Among the entries, which lines carry the string "price"? Copy every one.
━━━ Provided information
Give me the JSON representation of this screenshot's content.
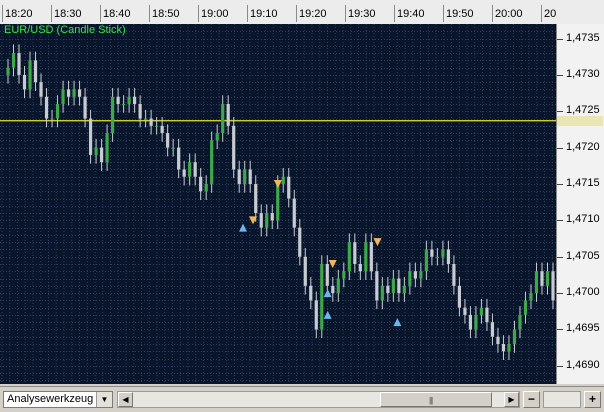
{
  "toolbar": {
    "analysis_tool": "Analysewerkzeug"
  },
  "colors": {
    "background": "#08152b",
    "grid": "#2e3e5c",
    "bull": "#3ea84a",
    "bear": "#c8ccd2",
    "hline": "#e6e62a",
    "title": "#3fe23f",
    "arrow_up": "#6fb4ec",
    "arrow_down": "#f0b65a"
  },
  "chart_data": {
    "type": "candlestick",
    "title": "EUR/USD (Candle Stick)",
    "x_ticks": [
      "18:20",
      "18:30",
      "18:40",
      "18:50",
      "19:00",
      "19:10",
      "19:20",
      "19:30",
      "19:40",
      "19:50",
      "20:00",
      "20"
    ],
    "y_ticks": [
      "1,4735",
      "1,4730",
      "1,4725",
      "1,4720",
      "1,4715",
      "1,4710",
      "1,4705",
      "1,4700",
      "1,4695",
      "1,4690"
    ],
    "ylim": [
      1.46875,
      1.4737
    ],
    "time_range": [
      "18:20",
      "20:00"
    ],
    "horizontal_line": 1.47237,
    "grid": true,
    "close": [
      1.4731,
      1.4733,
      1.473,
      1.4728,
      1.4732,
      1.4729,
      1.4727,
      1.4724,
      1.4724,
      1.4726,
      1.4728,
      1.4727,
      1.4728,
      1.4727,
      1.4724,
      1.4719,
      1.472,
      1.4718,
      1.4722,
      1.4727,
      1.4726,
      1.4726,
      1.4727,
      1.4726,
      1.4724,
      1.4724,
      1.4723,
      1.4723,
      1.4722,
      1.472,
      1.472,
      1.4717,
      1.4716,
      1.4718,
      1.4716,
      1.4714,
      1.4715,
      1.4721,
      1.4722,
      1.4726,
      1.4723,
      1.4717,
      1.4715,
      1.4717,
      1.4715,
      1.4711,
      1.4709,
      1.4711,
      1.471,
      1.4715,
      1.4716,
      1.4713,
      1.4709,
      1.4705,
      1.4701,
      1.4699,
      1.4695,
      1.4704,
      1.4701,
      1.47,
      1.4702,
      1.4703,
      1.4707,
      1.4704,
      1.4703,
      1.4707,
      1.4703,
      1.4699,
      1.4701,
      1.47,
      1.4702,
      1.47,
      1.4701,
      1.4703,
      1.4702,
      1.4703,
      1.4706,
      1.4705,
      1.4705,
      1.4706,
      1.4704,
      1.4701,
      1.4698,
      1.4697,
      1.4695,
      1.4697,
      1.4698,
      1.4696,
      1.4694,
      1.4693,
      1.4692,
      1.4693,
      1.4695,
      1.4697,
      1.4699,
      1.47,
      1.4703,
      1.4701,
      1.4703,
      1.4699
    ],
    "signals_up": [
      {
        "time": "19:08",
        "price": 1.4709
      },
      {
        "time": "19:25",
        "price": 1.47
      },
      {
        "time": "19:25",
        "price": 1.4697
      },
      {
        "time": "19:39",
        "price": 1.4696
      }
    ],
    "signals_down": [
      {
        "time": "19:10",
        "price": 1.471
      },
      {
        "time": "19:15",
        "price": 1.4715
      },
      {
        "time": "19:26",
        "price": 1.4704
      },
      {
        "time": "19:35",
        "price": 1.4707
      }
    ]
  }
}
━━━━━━
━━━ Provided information
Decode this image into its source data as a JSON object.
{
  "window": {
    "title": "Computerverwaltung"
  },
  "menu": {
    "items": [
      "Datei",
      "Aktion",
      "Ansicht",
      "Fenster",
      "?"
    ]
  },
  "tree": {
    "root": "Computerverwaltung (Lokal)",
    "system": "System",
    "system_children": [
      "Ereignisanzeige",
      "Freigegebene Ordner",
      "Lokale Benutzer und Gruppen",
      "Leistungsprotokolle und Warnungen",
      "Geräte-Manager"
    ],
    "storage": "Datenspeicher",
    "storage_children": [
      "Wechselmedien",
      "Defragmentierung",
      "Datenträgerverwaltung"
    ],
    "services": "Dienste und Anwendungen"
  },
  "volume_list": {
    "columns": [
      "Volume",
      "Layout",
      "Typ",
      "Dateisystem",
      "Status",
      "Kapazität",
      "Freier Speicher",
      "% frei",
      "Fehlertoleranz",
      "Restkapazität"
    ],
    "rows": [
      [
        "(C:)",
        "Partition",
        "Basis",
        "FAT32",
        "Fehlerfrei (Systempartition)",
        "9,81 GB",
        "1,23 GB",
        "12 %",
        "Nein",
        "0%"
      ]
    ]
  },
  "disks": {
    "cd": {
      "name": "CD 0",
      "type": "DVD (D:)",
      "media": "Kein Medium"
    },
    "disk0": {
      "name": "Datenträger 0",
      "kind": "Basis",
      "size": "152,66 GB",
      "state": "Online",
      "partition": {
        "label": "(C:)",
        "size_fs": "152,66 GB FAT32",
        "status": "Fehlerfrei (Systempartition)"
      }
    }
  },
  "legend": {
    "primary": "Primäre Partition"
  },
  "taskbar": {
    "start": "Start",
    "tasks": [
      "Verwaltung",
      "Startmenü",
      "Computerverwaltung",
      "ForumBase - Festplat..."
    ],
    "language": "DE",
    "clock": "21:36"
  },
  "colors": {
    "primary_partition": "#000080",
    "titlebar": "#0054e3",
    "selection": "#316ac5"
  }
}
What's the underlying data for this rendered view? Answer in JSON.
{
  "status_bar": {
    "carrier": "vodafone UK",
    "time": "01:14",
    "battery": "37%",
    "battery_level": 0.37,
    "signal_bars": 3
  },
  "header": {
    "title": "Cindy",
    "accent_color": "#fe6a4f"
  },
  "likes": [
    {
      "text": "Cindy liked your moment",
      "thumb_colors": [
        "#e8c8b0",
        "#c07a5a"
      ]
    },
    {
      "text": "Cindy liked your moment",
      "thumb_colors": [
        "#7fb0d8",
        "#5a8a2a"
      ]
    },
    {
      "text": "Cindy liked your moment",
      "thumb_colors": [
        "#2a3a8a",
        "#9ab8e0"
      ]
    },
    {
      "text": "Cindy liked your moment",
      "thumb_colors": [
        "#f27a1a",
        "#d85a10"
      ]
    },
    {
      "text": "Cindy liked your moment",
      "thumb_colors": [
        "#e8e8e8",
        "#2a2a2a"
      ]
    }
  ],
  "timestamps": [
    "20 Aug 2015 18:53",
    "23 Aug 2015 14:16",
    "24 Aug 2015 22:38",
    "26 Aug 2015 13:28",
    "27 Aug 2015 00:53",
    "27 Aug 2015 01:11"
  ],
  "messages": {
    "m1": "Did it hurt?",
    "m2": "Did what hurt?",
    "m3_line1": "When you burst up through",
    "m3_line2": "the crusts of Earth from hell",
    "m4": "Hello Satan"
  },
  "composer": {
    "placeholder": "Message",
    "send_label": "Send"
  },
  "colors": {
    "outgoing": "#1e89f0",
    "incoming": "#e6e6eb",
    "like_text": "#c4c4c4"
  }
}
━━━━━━
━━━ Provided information
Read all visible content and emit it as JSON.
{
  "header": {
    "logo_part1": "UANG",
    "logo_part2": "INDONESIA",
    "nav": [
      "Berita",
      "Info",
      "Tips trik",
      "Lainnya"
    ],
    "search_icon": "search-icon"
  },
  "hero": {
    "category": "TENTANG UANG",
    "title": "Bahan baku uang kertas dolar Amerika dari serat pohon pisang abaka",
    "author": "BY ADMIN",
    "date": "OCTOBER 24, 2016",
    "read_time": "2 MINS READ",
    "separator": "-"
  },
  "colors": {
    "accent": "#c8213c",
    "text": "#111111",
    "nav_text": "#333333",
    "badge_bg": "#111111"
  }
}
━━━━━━
| The completed task |
        "price": 1.4709
        "price": 1.47
        "price": 1.4697
        "price": 1.4696
        "price": 1.471
        "price": 1.4715
        "price": 1.4704
        "price": 1.4707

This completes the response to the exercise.